Schoenberg's String Quartet in D Major was composed in summer and autumn of 1897. At the time Schoenberg was working with Alexander Zemlinsky (1871-1942), Schoenberg's only regular teacher. The two had met in 1895 when Schoenberg joined Polyhymnia, an amateur orchestra directed by Zemlinsky. Schoenberg studied counterpoint with Zemlinsky for several months and the two showed each other their works. Zemlinsky advised Schoenberg during the composition of the String Quartet in D Major, and when it was completed both composers felt that Schoenberg had reached a more advanced stage in his work. Zemlinsky arranged for a performance through the Wiener Tonkünstlerverein (Vienna Composer's Society), which took place in March 1898 and proved to be Schoenberg's first public success.
This piece indeed marks a turning point in the composer's creative output. Cast in four movements, the work oozes the influence of Brahms in the clarity of its structure and instrumentation, while Schoenberg's personality comes through in the free flow of ideas. However, the quartet does lack the urgency typical of Schoenberg's later works.
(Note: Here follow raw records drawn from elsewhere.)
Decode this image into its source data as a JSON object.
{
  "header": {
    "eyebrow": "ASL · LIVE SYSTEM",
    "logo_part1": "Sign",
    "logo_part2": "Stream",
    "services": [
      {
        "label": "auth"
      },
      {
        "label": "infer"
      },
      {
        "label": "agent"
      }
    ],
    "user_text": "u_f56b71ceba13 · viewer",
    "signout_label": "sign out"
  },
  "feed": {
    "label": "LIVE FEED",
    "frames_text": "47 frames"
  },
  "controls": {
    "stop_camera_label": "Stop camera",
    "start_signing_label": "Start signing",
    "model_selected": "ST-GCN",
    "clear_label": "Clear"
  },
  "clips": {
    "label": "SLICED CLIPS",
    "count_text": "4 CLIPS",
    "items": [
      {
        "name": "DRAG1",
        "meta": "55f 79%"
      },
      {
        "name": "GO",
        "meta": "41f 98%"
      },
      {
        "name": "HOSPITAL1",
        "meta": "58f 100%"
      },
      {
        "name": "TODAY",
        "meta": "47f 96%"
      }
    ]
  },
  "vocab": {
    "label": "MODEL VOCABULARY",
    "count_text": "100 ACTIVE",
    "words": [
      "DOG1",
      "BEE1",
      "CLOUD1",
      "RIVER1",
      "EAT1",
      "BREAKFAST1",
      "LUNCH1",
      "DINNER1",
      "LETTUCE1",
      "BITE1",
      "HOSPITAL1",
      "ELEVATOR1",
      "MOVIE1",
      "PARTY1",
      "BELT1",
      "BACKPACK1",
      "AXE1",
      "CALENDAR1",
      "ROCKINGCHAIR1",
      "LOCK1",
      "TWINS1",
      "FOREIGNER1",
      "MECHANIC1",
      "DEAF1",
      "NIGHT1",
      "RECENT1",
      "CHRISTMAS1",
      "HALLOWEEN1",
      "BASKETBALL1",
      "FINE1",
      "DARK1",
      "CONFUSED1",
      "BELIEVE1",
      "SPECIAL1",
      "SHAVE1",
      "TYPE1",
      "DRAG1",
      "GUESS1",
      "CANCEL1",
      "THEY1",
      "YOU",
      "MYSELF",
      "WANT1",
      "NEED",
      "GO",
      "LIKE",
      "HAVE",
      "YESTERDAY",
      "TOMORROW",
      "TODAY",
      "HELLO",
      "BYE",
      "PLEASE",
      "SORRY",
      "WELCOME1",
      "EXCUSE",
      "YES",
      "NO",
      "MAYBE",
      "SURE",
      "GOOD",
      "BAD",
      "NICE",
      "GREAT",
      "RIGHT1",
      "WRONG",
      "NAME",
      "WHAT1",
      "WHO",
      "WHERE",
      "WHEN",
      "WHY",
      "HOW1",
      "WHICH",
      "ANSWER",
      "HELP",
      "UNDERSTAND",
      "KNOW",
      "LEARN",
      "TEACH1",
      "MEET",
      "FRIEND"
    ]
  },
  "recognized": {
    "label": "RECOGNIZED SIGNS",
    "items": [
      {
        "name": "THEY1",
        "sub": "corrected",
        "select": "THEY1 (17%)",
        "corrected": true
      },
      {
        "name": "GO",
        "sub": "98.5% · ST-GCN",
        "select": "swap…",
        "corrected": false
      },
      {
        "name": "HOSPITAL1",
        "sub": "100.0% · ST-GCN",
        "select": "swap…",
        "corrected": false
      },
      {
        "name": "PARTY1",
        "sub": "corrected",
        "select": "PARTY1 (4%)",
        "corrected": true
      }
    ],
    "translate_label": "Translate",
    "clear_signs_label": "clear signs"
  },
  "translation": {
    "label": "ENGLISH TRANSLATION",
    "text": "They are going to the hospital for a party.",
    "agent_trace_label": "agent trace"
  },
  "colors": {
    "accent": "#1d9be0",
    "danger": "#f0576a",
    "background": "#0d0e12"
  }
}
Opening without introduction, the sonata form first movement boasts a sprightly theme in an antecedent-consequent format. The transition comes straight from Beethoven, leading to a second group, featuring voice exchange in its ponderous theme. Schoenberg builds his closing material with references to the first theme and opens the development with a forceful statement of the theme, suggesting a repeat of the exposition. The development section is filled with larger fragments of the exposition themes than is typical of later Schoenberg, although the presentation is similar. A genuine recapitulation follows with Brahms-influenced re-orchestration and compression, while a coda, beginning with a unison statement of the first theme, provides a firm close.
The second movement is a ternary structure with a meandering theme in the viola surrounded by violin flourishes. Eventually the violins take the theme, although in an altered form. Faster and more aggressive, the central section provides stark contrast to the opening material, which returns with varied instrumentation.
A pensive set of variations fills the third spot in the quartet. The cello begins with a theme constructed of falling sighs that moves first to the viola then the violin for the first variation. The second variation also begins with the cello but the theme is varied in a decorative fashion. After an increase in dynamics and tempo in the fourth variation, the music abruptly stops, setting off the fifth variation and its rhythmically altered version of the tune. Another pause precedes the quieter, lyrical sixth variation.
A fanfare introduction opens the rondo form finale. The rondo theme is tossed back and forth between the violin and viola before rushing headlong into the first episode. Schoenberg chose to round out the movement by creating an ABACABA(C)A-Coda structure, but with a Brahmsian sense of harmony.